TYNDALL AIR FORCE BASE, Fla. --
Yoga mats litter the floor as students begin to arrange themselves in neat rows in the dimly lit room. Their instructor sits at the head of the room, he slowly assumes a meditative position and instructs the rest of his class to do so as well. Soft music begins to play as he breathes in, hands together and feet crossed, and says, “Let’s begin.”
A Tyndall Air Force Base community group strives to change the overall health and wellness of 325th Fighter Wing Airmen and their families.
The group, known as the Tyndall Pacesetters, was started by Master Sgt. Ramiro Villalobos, Airey Noncommissioned Officer Academy instructor, with the goal of providing a positive atmosphere of self-betterment through high-intensity training, yoga and run training.
“This movement is all about community and all about replication,” Villalobos said. “My plans for this fitness group is to continue to expand and grow and eventually host fitness games here on base. The goal is to make fitness approachable and fun again, so much that our kids can also be a part of the movement. The workouts and yoga flows are designed to be challenging enough for the seasoned athlete and approachable enough for my 6 year-old daughter to complete it.”
Before his current station, Villalobos was an Airborne Tactical Air Control Party specialist who has seen the benefits of physical fitness not only in the body, but the mind as well. He said one of the reasons he does this is to give back to the Airmen that have helped him throughout his career.
“I’ve stayed in the military for so long because I work alongside some of the greatest Americans I know,” Villalobos said. “It’s been an incredible journey where I’ve gotten to jump out of planes, fast-rope out of helicopters, engage in direct combat with the enemy and now lead, motivate and inspire the next generation. My first yoga experience was led by Tony Horton and P90X. My official first class occurred during a pretty rough patch in my life. My chief invited me to attend a class with him and I found myself detaching from all the mess that was going on in my life and simply being present in the moment.
“Amidst all the chaos that was going on in my life, I felt at peace in life and it’s a feeling that I didn’t really know that I needed,” he added. “I had practiced mindfulness before missions on deployments, but not at this level. I’ve been doing yoga now going on five years and teaching yoga going on just over two years. I have almost reached my 1000 hour mark of teaching yoga.”
According to the American Osteopathic Association website, regular yoga sessions can produce a number of benefits. The relaxation techniques incorporated in yoga can lessen chronic pain, such as lower back pain, arthritis, headaches and carpal tunnel syndrome. Other physical benefits can include increased flexibility, increased muscle strength and tone, improved respiration, energy and vitality, balanced metabolism, weight reduction and improved overall athletic performance.
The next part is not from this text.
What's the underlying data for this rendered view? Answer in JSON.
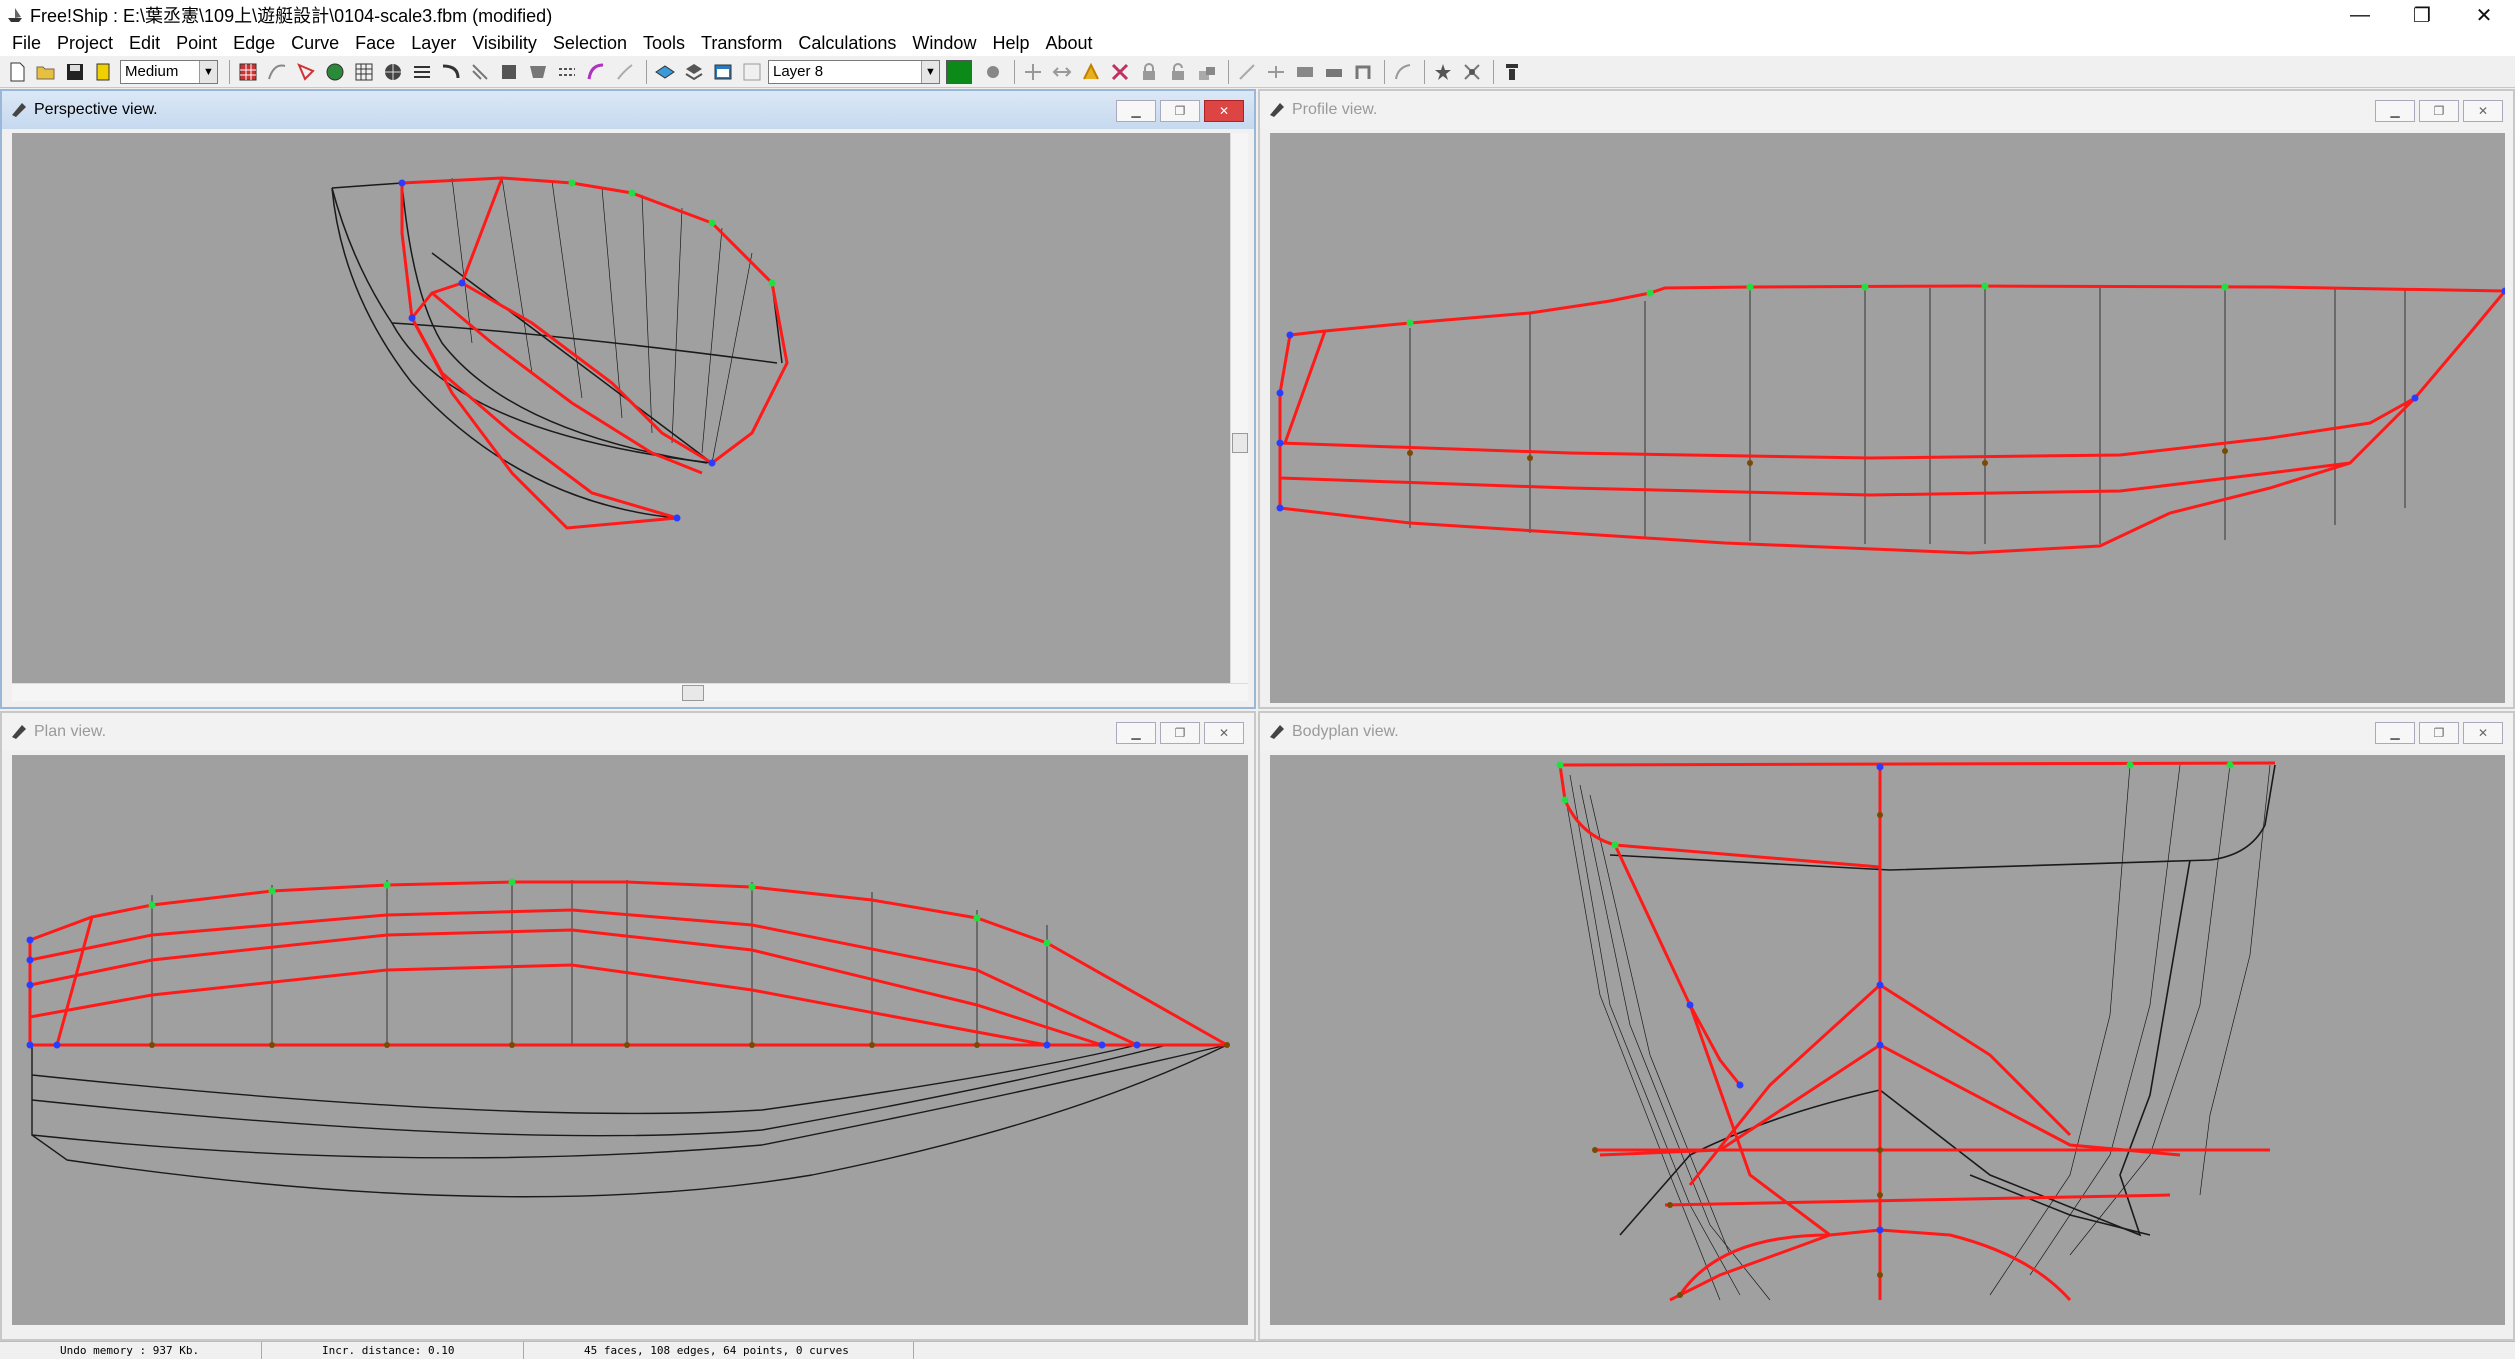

The site also goes on to say that aside from the physical benefits, one of the best benefits of yoga is its ability to help manage stress, which is known to have devastating effects on the body and mind.
Villalobos said he believes the mental benefits to yoga are imperative, especially to Airmen and service members overall.
“Staying positive and motivated is being American,” Villalobos said. “We can do so many things and it’s in pessimism and laziness that we fail to truly achieve a level that we are all capable of. Being an Airman in the United States Air Force says so much about a person’s character, intelligence and ability. We are a force to be reckoned with so why waste that talent, that ability on mediocracy and negativity. We must be the Airmen our nation demands us to be and we must surpass their expectations in everything that we do. ‘We are American Airmen.’”
Villalobos said he would like to eventually have a yoga instructor from his group in every unit on base to promote positivity through physical fitness. He said he’d also like to expand the number of workout classes throughout the base that take place each week.
Currently the group averages 10-18 members per class and meets every Monday, Wednesday and Friday. For more information visit the Tyndall Pacesetters Facebook group or email them at: Tyndallpacesetters@gmail.com